Task brief >> Write back every entry exactly as it reads, with the pictures left behind.

Element data from apps and pages
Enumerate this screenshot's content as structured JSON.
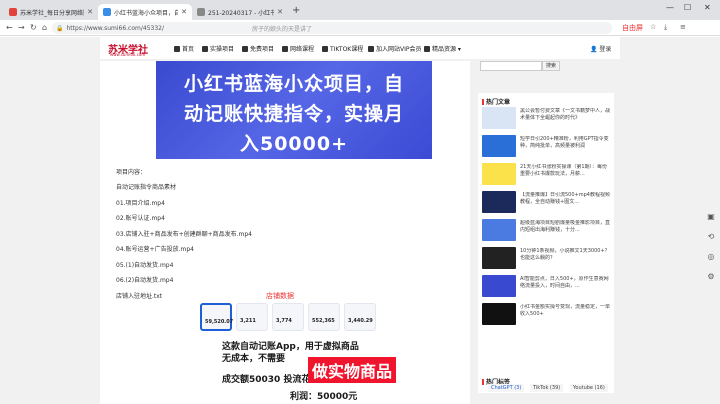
{
  "browser": {
    "tabs": [
      {
        "title": "苏米学社_每日分享网络赚钱",
        "color": "#e0433a",
        "active": false
      },
      {
        "title": "小红书蓝海小众项目，自动记",
        "color": "#3a8ee6",
        "active": true
      },
      {
        "title": "251-20240317 - 小红书蓝海",
        "color": "#888888",
        "active": false
      }
    ],
    "new_tab": "+",
    "url": "https://www.sumi66.com/45332/",
    "search_hint": "房子的娘头的天是讲了",
    "ext_label": "自由屏"
  },
  "site": {
    "logo": "苏米学社",
    "logo_sub": "www.sumi66.com",
    "nav": [
      "首页",
      "实操项目",
      "免费项目",
      "网络课程",
      "TIKTOK课程",
      "加入网站VIP会员",
      "精品资源"
    ],
    "login": "登录",
    "search_btn": "搜索"
  },
  "article": {
    "banner_lines": [
      "小红书蓝海小众项目，自",
      "动记账快捷指令，实操月",
      "入50000+"
    ],
    "body": [
      "项目内容：",
      "自动记账指令商品素材",
      "01.项目介绍.mp4",
      "02.账号认证.mp4",
      "03.店铺入驻+商品发布+创建群聊+商品发布.mp4",
      "04.账号运营+广告投放.mp4",
      "05.(1)自动发货.mp4",
      "06.(2)自动发货.mp4",
      "店铺入驻地址.txt"
    ],
    "shot_header": "店铺数据",
    "cards": [
      "59,520.07",
      "3,211",
      "3,774",
      "552,365",
      "3,440.29"
    ],
    "overlay1": "这款自动记账App，用于虚拟商品",
    "overlay2": "无成本，不需要",
    "overlay_big": "做实物商品",
    "overlay3": "成交额50030  投流花费9024",
    "overlay4": "利润：50000元"
  },
  "sidebar": {
    "hot_title": "热门文章",
    "articles": [
      {
        "text": "黑公会暂付费文章《一文书籍梦中人，战术量体下全崛起你的时代》",
        "color": "#d9e4f4"
      },
      {
        "text": "短学日引200+精准粉，利用GPT指令变种，简纯批单，高频量被利润",
        "color": "#2a6fd8"
      },
      {
        "text": "21天小红书涨粉实操课（第1期）：每份重要小红书爆款玩法，月薪...",
        "color": "#fbe24a"
      },
      {
        "text": "【流量推爆】日引流500+mp4教程视频教程，全自动赚钱+图文...",
        "color": "#1b2a5a"
      },
      {
        "text": "超级蓝海项目短剧爆量吸金推影项目，直内短组出海利赚钱，十分...",
        "color": "#4b7be0"
      },
      {
        "text": "10分钟1条视频，小说推文1天3000+？也能这么躺的？",
        "color": "#222222"
      },
      {
        "text": "AI智能剪点，日入500+，原作生意赛网络流量投入，时间自由，...",
        "color": "#3a4ad0"
      },
      {
        "text": "小红书金额实操号变现，流量稳定，一单收入500+",
        "color": "#111111"
      }
    ],
    "tags_title": "热门标签",
    "tags": [
      "ChatGPT (3)",
      "TikTok (39)",
      "Youtube (16)"
    ]
  }
}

Completed exercise >>
Enumerate this screenshot's content as structured JSON.
{
  "browser": {
    "tabs": [
      {
        "title": "苏米学社_每日分享网络赚钱",
        "color": "#e0433a",
        "active": false
      },
      {
        "title": "小红书蓝海小众项目，自动记",
        "color": "#3a8ee6",
        "active": true
      },
      {
        "title": "251-20240317 - 小红书蓝海",
        "color": "#888888",
        "active": false
      }
    ],
    "new_tab": "+",
    "url": "https://www.sumi66.com/45332/",
    "search_hint": "房子的娘头的天是讲了",
    "ext_label": "自由屏"
  },
  "site": {
    "logo": "苏米学社",
    "logo_sub": "www.sumi66.com",
    "nav": [
      "首页",
      "实操项目",
      "免费项目",
      "网络课程",
      "TIKTOK课程",
      "加入网站VIP会员",
      "精品资源"
    ],
    "login": "登录",
    "search_btn": "搜索"
  },
  "article": {
    "banner_lines": [
      "小红书蓝海小众项目，自",
      "动记账快捷指令，实操月",
      "入50000+"
    ],
    "body": [
      "项目内容：",
      "自动记账指令商品素材",
      "01.项目介绍.mp4",
      "02.账号认证.mp4",
      "03.店铺入驻+商品发布+创建群聊+商品发布.mp4",
      "04.账号运营+广告投放.mp4",
      "05.(1)自动发货.mp4",
      "06.(2)自动发货.mp4",
      "店铺入驻地址.txt"
    ],
    "shot_header": "店铺数据",
    "cards": [
      "59,520.07",
      "3,211",
      "3,774",
      "552,365",
      "3,440.29"
    ],
    "overlay1": "这款自动记账App，用于虚拟商品",
    "overlay2": "无成本，不需要",
    "overlay_big": "做实物商品",
    "overlay3": "成交额50030  投流花费9024",
    "overlay4": "利润：50000元"
  },
  "sidebar": {
    "hot_title": "热门文章",
    "articles": [
      {
        "text": "黑公会暂付费文章《一文书籍梦中人，战术量体下全崛起你的时代》",
        "color": "#d9e4f4"
      },
      {
        "text": "短学日引200+精准粉，利用GPT指令变种，简纯批单，高频量被利润",
        "color": "#2a6fd8"
      },
      {
        "text": "21天小红书涨粉实操课（第1期）：每份重要小红书爆款玩法，月薪...",
        "color": "#fbe24a"
      },
      {
        "text": "【流量推爆】日引流500+mp4教程视频教程，全自动赚钱+图文...",
        "color": "#1b2a5a"
      },
      {
        "text": "超级蓝海项目短剧爆量吸金推影项目，直内短组出海利赚钱，十分...",
        "color": "#4b7be0"
      },
      {
        "text": "10分钟1条视频，小说推文1天3000+？也能这么躺的？",
        "color": "#222222"
      },
      {
        "text": "AI智能剪点，日入500+，原作生意赛网络流量投入，时间自由，...",
        "color": "#3a4ad0"
      },
      {
        "text": "小红书金额实操号变现，流量稳定，一单收入500+",
        "color": "#111111"
      }
    ],
    "tags_title": "热门标签",
    "tags": [
      "ChatGPT (3)",
      "TikTok (39)",
      "Youtube (16)"
    ]
  }
}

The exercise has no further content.